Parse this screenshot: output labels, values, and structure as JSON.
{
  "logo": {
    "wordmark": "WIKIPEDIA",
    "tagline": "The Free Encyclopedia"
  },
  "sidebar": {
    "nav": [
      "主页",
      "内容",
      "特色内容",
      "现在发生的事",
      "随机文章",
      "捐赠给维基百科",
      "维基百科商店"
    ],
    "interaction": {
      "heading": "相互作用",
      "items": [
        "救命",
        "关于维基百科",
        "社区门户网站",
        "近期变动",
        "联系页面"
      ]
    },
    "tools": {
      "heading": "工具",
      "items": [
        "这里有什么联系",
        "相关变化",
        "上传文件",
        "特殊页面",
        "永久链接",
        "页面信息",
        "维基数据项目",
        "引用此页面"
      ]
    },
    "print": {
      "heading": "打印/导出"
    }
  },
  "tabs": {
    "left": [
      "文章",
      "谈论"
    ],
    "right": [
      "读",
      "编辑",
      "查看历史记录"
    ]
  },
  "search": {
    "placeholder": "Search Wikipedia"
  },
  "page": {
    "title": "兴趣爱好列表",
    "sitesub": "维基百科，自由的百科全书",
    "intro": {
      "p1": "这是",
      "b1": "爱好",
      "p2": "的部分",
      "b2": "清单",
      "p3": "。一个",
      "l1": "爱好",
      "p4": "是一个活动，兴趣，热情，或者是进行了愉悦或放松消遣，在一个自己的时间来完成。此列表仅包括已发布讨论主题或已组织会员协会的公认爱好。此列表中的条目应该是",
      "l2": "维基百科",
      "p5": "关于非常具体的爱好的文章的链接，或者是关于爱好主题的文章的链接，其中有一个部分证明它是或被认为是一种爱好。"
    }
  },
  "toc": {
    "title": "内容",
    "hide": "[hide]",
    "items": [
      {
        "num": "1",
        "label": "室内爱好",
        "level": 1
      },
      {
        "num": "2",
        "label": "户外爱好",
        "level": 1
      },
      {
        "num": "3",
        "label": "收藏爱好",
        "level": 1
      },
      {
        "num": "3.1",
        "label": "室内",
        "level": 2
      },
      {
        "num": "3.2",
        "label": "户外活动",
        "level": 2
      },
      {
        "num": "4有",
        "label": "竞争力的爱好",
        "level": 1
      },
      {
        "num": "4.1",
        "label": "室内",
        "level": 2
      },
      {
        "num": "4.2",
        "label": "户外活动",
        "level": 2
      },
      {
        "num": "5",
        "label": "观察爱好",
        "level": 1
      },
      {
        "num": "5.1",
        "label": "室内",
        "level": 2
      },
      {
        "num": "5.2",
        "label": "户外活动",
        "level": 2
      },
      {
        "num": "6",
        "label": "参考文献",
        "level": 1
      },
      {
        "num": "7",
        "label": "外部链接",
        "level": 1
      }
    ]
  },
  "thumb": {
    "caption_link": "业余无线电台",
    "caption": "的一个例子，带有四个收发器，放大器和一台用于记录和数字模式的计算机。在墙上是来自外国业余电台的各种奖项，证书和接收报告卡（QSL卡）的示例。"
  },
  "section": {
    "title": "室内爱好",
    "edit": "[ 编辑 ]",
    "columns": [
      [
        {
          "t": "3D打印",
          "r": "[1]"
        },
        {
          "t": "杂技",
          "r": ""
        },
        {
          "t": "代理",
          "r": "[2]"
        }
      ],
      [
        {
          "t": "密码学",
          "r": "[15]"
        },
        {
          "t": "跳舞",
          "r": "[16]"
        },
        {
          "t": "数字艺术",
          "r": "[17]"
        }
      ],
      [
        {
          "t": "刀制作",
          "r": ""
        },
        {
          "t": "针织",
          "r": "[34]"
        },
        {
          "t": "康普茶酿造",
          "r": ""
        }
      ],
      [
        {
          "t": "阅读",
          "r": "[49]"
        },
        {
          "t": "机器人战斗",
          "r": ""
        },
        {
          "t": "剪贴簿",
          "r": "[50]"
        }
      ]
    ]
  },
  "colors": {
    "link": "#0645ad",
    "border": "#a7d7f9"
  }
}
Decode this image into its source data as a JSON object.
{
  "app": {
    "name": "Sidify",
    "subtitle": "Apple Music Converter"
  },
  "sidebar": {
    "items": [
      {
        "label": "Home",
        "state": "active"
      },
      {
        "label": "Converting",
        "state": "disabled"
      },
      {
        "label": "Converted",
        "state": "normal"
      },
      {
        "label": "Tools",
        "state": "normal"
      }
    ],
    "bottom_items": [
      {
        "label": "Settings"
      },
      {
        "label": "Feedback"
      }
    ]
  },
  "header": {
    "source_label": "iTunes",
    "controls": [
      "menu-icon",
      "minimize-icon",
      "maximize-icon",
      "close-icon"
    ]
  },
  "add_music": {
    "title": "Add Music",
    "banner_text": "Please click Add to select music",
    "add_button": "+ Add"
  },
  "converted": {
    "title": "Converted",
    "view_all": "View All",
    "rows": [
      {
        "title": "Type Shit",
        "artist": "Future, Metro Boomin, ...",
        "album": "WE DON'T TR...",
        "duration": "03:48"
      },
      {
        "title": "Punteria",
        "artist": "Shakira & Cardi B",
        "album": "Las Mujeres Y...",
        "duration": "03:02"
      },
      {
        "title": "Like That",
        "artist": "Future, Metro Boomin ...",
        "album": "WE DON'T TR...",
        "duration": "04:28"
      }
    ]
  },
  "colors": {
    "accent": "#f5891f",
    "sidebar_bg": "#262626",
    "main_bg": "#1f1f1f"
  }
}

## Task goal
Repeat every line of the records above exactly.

## Result below
Parse this screenshot: output labels, values, and structure as JSON.
{
  "logo": {
    "wordmark": "WIKIPEDIA",
    "tagline": "The Free Encyclopedia"
  },
  "sidebar": {
    "nav": [
      "主页",
      "内容",
      "特色内容",
      "现在发生的事",
      "随机文章",
      "捐赠给维基百科",
      "维基百科商店"
    ],
    "interaction": {
      "heading": "相互作用",
      "items": [
        "救命",
        "关于维基百科",
        "社区门户网站",
        "近期变动",
        "联系页面"
      ]
    },
    "tools": {
      "heading": "工具",
      "items": [
        "这里有什么联系",
        "相关变化",
        "上传文件",
        "特殊页面",
        "永久链接",
        "页面信息",
        "维基数据项目",
        "引用此页面"
      ]
    },
    "print": {
      "heading": "打印/导出"
    }
  },
  "tabs": {
    "left": [
      "文章",
      "谈论"
    ],
    "right": [
      "读",
      "编辑",
      "查看历史记录"
    ]
  },
  "search": {
    "placeholder": "Search Wikipedia"
  },
  "page": {
    "title": "兴趣爱好列表",
    "sitesub": "维基百科，自由的百科全书",
    "intro": {
      "p1": "这是",
      "b1": "爱好",
      "p2": "的部分",
      "b2": "清单",
      "p3": "。一个",
      "l1": "爱好",
      "p4": "是一个活动，兴趣，热情，或者是进行了愉悦或放松消遣，在一个自己的时间来完成。此列表仅包括已发布讨论主题或已组织会员协会的公认爱好。此列表中的条目应该是",
      "l2": "维基百科",
      "p5": "关于非常具体的爱好的文章的链接，或者是关于爱好主题的文章的链接，其中有一个部分证明它是或被认为是一种爱好。"
    }
  },
  "toc": {
    "title": "内容",
    "hide": "[hide]",
    "items": [
      {
        "num": "1",
        "label": "室内爱好",
        "level": 1
      },
      {
        "num": "2",
        "label": "户外爱好",
        "level": 1
      },
      {
        "num": "3",
        "label": "收藏爱好",
        "level": 1
      },
      {
        "num": "3.1",
        "label": "室内",
        "level": 2
      },
      {
        "num": "3.2",
        "label": "户外活动",
        "level": 2
      },
      {
        "num": "4有",
        "label": "竞争力的爱好",
        "level": 1
      },
      {
        "num": "4.1",
        "label": "室内",
        "level": 2
      },
      {
        "num": "4.2",
        "label": "户外活动",
        "level": 2
      },
      {
        "num": "5",
        "label": "观察爱好",
        "level": 1
      },
      {
        "num": "5.1",
        "label": "室内",
        "level": 2
      },
      {
        "num": "5.2",
        "label": "户外活动",
        "level": 2
      },
      {
        "num": "6",
        "label": "参考文献",
        "level": 1
      },
      {
        "num": "7",
        "label": "外部链接",
        "level": 1
      }
    ]
  },
  "thumb": {
    "caption_link": "业余无线电台",
    "caption": "的一个例子，带有四个收发器，放大器和一台用于记录和数字模式的计算机。在墙上是来自外国业余电台的各种奖项，证书和接收报告卡（QSL卡）的示例。"
  },
  "section": {
    "title": "室内爱好",
    "edit": "[ 编辑 ]",
    "columns": [
      [
        {
          "t": "3D打印",
          "r": "[1]"
        },
        {
          "t": "杂技",
          "r": ""
        },
        {
          "t": "代理",
          "r": "[2]"
        }
      ],
      [
        {
          "t": "密码学",
          "r": "[15]"
        },
        {
          "t": "跳舞",
          "r": "[16]"
        },
        {
          "t": "数字艺术",
          "r": "[17]"
        }
      ],
      [
        {
          "t": "刀制作",
          "r": ""
        },
        {
          "t": "针织",
          "r": "[34]"
        },
        {
          "t": "康普茶酿造",
          "r": ""
        }
      ],
      [
        {
          "t": "阅读",
          "r": "[49]"
        },
        {
          "t": "机器人战斗",
          "r": ""
        },
        {
          "t": "剪贴簿",
          "r": "[50]"
        }
      ]
    ]
  },
  "colors": {
    "link": "#0645ad",
    "border": "#a7d7f9"
  }
}
Decode this image into its source data as a JSON object.
{
  "app": {
    "name": "Sidify",
    "subtitle": "Apple Music Converter"
  },
  "sidebar": {
    "items": [
      {
        "label": "Home",
        "state": "active"
      },
      {
        "label": "Converting",
        "state": "disabled"
      },
      {
        "label": "Converted",
        "state": "normal"
      },
      {
        "label": "Tools",
        "state": "normal"
      }
    ],
    "bottom_items": [
      {
        "label": "Settings"
      },
      {
        "label": "Feedback"
      }
    ]
  },
  "header": {
    "source_label": "iTunes",
    "controls": [
      "menu-icon",
      "minimize-icon",
      "maximize-icon",
      "close-icon"
    ]
  },
  "add_music": {
    "title": "Add Music",
    "banner_text": "Please click Add to select music",
    "add_button": "+ Add"
  },
  "converted": {
    "title": "Converted",
    "view_all": "View All",
    "rows": [
      {
        "title": "Type Shit",
        "artist": "Future, Metro Boomin, ...",
        "album": "WE DON'T TR...",
        "duration": "03:48"
      },
      {
        "title": "Punteria",
        "artist": "Shakira & Cardi B",
        "album": "Las Mujeres Y...",
        "duration": "03:02"
      },
      {
        "title": "Like That",
        "artist": "Future, Metro Boomin ...",
        "album": "WE DON'T TR...",
        "duration": "04:28"
      }
    ]
  },
  "colors": {
    "accent": "#f5891f",
    "sidebar_bg": "#262626",
    "main_bg": "#1f1f1f"
  }
}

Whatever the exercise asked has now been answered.